GOAL OF THE EXERCISE: Copy all lines containing the string "structured" from the records below.

─── MATERIAL TO PROCESS ───

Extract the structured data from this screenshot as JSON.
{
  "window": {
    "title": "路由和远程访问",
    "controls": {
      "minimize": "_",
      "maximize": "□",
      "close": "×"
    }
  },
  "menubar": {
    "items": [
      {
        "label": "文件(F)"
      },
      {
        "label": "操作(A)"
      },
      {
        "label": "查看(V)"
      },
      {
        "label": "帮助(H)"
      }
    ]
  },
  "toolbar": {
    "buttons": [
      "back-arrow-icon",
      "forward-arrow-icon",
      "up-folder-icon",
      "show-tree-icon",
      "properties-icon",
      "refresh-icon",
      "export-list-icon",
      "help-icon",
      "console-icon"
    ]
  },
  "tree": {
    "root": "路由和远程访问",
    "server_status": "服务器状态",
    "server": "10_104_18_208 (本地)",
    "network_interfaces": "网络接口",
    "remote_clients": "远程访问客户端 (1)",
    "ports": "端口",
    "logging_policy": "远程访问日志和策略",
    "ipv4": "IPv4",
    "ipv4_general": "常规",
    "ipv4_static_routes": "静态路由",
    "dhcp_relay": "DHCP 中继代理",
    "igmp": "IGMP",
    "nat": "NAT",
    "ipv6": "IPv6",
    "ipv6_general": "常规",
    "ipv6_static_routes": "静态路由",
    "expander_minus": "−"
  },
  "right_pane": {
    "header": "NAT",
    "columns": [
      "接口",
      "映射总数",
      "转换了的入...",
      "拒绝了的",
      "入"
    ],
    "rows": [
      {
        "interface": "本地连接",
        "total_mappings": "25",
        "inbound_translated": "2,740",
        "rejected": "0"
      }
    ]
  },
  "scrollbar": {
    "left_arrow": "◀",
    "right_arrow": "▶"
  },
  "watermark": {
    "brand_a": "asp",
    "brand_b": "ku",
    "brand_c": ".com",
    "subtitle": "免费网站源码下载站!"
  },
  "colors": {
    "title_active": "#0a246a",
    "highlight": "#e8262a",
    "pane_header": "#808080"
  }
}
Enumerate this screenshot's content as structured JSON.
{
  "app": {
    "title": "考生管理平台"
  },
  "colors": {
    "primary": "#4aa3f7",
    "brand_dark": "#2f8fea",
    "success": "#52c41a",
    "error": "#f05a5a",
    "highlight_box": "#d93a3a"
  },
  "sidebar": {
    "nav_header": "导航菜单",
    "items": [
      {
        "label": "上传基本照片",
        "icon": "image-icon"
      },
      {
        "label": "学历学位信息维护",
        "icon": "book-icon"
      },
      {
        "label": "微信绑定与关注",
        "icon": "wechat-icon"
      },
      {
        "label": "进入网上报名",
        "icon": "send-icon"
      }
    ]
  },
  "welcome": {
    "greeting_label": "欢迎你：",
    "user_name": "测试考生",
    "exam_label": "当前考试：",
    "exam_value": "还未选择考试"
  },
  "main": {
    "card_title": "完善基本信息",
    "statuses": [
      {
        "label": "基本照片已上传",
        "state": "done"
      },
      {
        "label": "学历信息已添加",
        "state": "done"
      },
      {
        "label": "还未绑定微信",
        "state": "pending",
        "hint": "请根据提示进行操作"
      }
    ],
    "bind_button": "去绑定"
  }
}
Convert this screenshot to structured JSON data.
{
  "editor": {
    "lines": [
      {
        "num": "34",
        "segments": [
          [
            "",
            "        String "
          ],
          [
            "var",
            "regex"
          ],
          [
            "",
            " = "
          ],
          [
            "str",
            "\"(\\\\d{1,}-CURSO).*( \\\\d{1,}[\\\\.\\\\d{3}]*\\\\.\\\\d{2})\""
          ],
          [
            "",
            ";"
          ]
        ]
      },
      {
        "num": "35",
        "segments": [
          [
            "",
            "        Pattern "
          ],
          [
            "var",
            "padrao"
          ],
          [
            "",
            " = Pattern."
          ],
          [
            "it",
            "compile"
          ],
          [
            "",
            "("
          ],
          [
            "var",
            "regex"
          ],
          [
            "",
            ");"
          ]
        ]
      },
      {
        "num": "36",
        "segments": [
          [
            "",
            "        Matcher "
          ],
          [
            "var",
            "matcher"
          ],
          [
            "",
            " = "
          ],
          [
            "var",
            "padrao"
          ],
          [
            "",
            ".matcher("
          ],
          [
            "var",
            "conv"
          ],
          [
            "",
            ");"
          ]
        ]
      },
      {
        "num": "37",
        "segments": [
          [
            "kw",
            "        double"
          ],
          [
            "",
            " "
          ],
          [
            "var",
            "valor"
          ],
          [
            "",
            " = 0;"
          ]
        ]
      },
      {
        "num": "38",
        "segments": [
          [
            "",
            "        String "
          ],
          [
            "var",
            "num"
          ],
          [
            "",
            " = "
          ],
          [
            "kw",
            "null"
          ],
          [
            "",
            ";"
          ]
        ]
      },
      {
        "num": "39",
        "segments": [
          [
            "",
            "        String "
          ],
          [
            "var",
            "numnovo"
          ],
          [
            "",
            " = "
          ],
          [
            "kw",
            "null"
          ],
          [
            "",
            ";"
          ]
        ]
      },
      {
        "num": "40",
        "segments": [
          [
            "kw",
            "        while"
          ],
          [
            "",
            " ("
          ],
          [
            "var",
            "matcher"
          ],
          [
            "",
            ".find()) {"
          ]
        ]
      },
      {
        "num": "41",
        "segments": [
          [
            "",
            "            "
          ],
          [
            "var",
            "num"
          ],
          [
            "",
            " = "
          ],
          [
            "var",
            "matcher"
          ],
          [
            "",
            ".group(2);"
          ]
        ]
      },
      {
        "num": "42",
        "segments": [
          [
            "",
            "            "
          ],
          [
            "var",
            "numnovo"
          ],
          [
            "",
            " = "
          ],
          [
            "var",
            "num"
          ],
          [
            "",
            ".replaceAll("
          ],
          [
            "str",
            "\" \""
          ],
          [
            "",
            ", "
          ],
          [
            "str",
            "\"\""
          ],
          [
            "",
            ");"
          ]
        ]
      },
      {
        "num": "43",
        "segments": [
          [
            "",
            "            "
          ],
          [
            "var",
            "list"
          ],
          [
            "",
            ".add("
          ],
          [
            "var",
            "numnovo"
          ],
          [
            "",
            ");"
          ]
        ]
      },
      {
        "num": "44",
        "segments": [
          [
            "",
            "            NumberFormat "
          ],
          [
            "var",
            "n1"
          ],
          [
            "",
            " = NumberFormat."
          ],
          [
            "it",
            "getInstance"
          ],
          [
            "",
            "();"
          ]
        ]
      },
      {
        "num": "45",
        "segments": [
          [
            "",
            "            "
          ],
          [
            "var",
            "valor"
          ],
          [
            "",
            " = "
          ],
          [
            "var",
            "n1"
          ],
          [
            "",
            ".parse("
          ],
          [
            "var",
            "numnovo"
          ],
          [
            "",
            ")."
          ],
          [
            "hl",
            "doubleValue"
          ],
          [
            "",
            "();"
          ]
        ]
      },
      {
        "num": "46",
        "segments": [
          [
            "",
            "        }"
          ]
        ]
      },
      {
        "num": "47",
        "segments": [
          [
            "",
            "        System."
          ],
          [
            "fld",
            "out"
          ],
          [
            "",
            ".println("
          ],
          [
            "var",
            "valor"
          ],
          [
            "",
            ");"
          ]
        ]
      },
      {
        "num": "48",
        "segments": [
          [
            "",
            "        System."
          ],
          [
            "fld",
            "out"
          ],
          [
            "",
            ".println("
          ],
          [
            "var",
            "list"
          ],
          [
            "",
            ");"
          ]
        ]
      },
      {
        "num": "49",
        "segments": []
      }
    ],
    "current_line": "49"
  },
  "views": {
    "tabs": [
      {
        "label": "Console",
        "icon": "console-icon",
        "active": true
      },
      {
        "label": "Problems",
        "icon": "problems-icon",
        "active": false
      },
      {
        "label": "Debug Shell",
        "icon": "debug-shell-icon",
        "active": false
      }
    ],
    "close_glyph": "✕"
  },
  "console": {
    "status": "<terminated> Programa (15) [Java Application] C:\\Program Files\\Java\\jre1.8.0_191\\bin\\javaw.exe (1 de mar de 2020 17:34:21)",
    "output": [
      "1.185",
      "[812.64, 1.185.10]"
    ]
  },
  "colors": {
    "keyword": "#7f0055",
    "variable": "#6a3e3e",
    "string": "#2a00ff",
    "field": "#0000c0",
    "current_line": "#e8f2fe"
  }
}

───

TASK RESULT:
Extract the structured data from this screenshot as JSON.
Enumerate this screenshot's content as structured JSON.
Convert this screenshot to structured JSON data.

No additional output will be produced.